Reproduce the records below exactly as they appear, omitting any pictures they contain.

* [Data in this exercise]

------------------------------------------------------------------------

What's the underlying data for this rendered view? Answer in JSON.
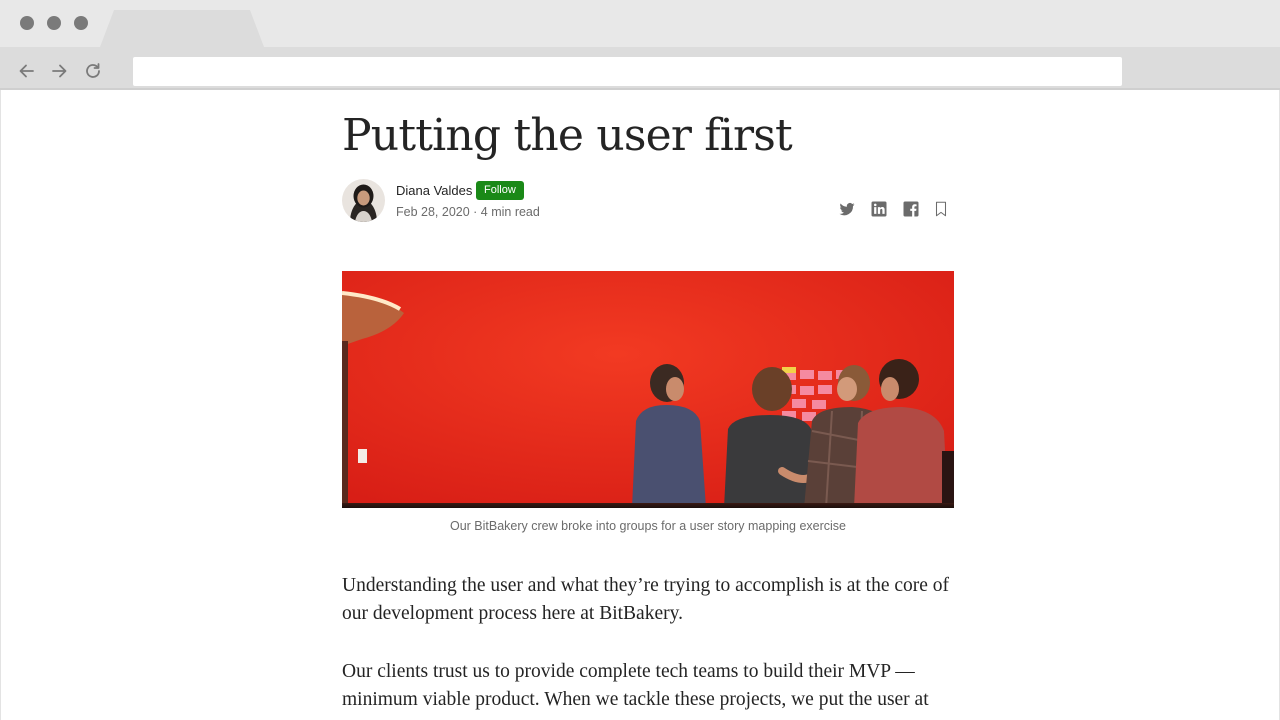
{
  "browser": {
    "url": "",
    "icons": {
      "back": "arrow-left-icon",
      "forward": "arrow-right-icon",
      "reload": "reload-icon"
    }
  },
  "article": {
    "title": "Putting the user first",
    "author": "Diana Valdes",
    "follow_label": "Follow",
    "meta": "Feb 28, 2020 · 4 min read",
    "share_icons": [
      "twitter-icon",
      "linkedin-icon",
      "facebook-icon",
      "bookmark-icon"
    ],
    "hero_caption": "Our BitBakery crew broke into groups for a user story mapping exercise",
    "paragraphs": [
      "Understanding the user and what they’re trying to accomplish is at the core of our development process here at BitBakery.",
      "Our clients trust us to provide complete tech teams to build their MVP — minimum viable product. When we tackle these projects, we put the user at"
    ]
  },
  "colors": {
    "follow_button": "#1a8917",
    "text": "#242424",
    "muted": "#6b6b6b",
    "hero_wall": "#e8241a"
  }
}
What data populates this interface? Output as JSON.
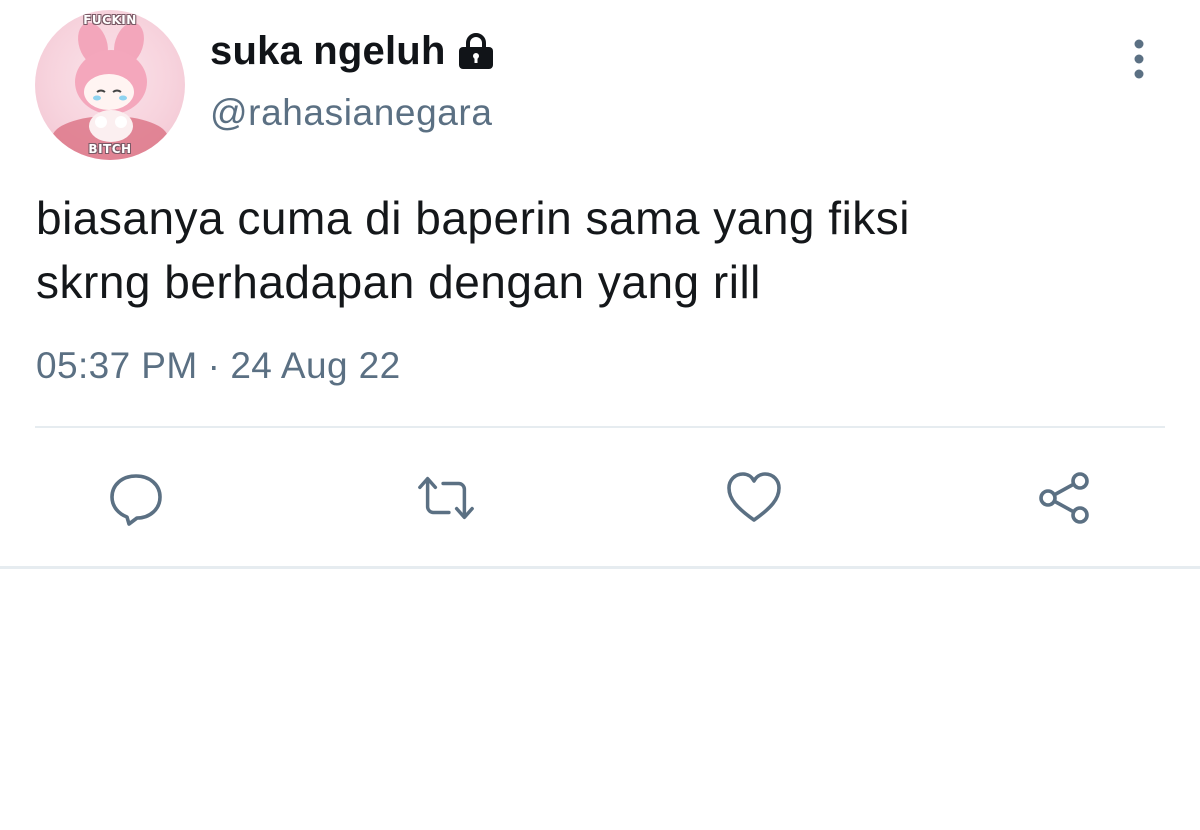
{
  "avatar": {
    "overlay_top": "FUCKIN",
    "overlay_bottom": "BITCH",
    "icon": "my-melody-avatar"
  },
  "user": {
    "display_name": "suka ngeluh",
    "handle": "@rahasianegara",
    "protected_icon": "lock-icon"
  },
  "tweet": {
    "lines": [
      "biasanya cuma di baperin sama yang fiksi",
      "skrng berhadapan dengan yang rill"
    ],
    "time": "05:37 PM",
    "separator": "·",
    "date": "24 Aug 22"
  },
  "actions": {
    "icons": [
      "reply-icon",
      "retweet-icon",
      "like-icon",
      "share-icon"
    ]
  },
  "colors": {
    "text_primary": "#14171a",
    "text_secondary": "#5b7083",
    "icon": "#5b7083",
    "divider": "#e6ecf0"
  }
}
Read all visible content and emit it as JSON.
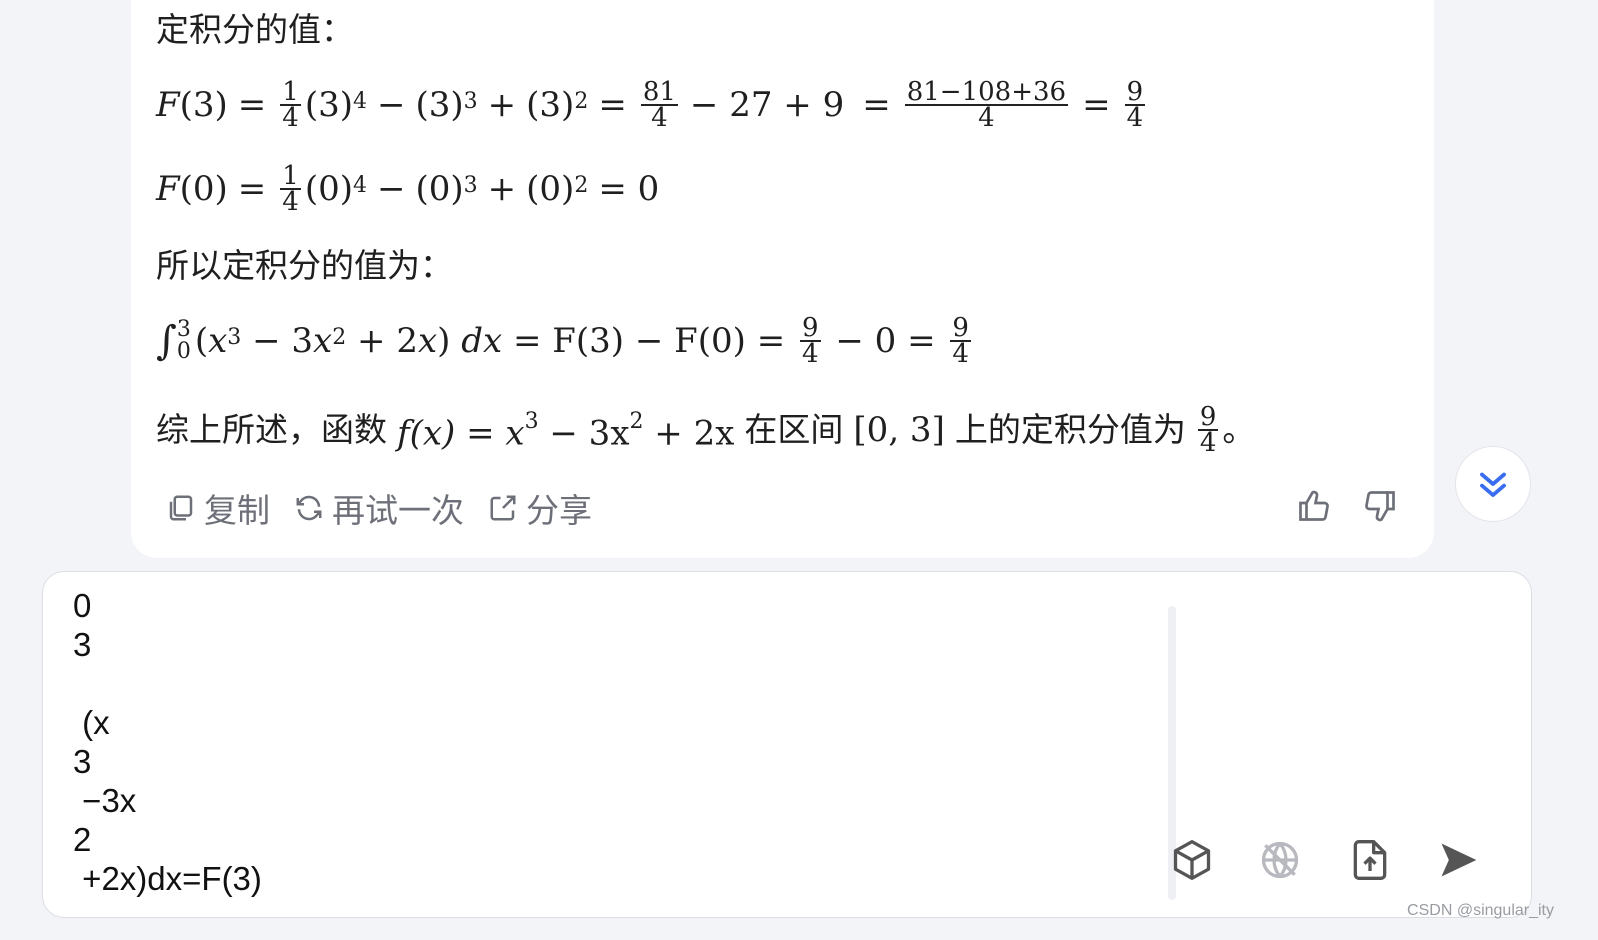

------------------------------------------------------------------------

* [Exercise solution]
What's the underlying data for this rendered view? Answer in JSON.
{
  "browser": {
    "url": "",
    "icons": {
      "back": "arrow-left-icon",
      "forward": "arrow-right-icon",
      "reload": "reload-icon"
    }
  },
  "article": {
    "title": "Putting the user first",
    "author": "Diana Valdes",
    "follow_label": "Follow",
    "meta": "Feb 28, 2020 · 4 min read",
    "share_icons": [
      "twitter-icon",
      "linkedin-icon",
      "facebook-icon",
      "bookmark-icon"
    ],
    "hero_caption": "Our BitBakery crew broke into groups for a user story mapping exercise",
    "paragraphs": [
      "Understanding the user and what they’re trying to accomplish is at the core of our development process here at BitBakery.",
      "Our clients trust us to provide complete tech teams to build their MVP — minimum viable product. When we tackle these projects, we put the user at"
    ]
  },
  "colors": {
    "follow_button": "#1a8917",
    "text": "#242424",
    "muted": "#6b6b6b",
    "hero_wall": "#e8241a"
  }
}
What data populates this interface? Output as JSON.
{
  "avatar": {
    "overlay_top": "FUCKIN",
    "overlay_bottom": "BITCH",
    "icon": "my-melody-avatar"
  },
  "user": {
    "display_name": "suka ngeluh",
    "handle": "@rahasianegara",
    "protected_icon": "lock-icon"
  },
  "tweet": {
    "lines": [
      "biasanya cuma di baperin sama yang fiksi",
      "skrng berhadapan dengan yang rill"
    ],
    "time": "05:37 PM",
    "separator": "·",
    "date": "24 Aug 22"
  },
  "actions": {
    "icons": [
      "reply-icon",
      "retweet-icon",
      "like-icon",
      "share-icon"
    ]
  },
  "colors": {
    "text_primary": "#14171a",
    "text_secondary": "#5b7083",
    "icon": "#5b7083",
    "divider": "#e6ecf0"
  }
}
Read all visible content and emit it as JSON.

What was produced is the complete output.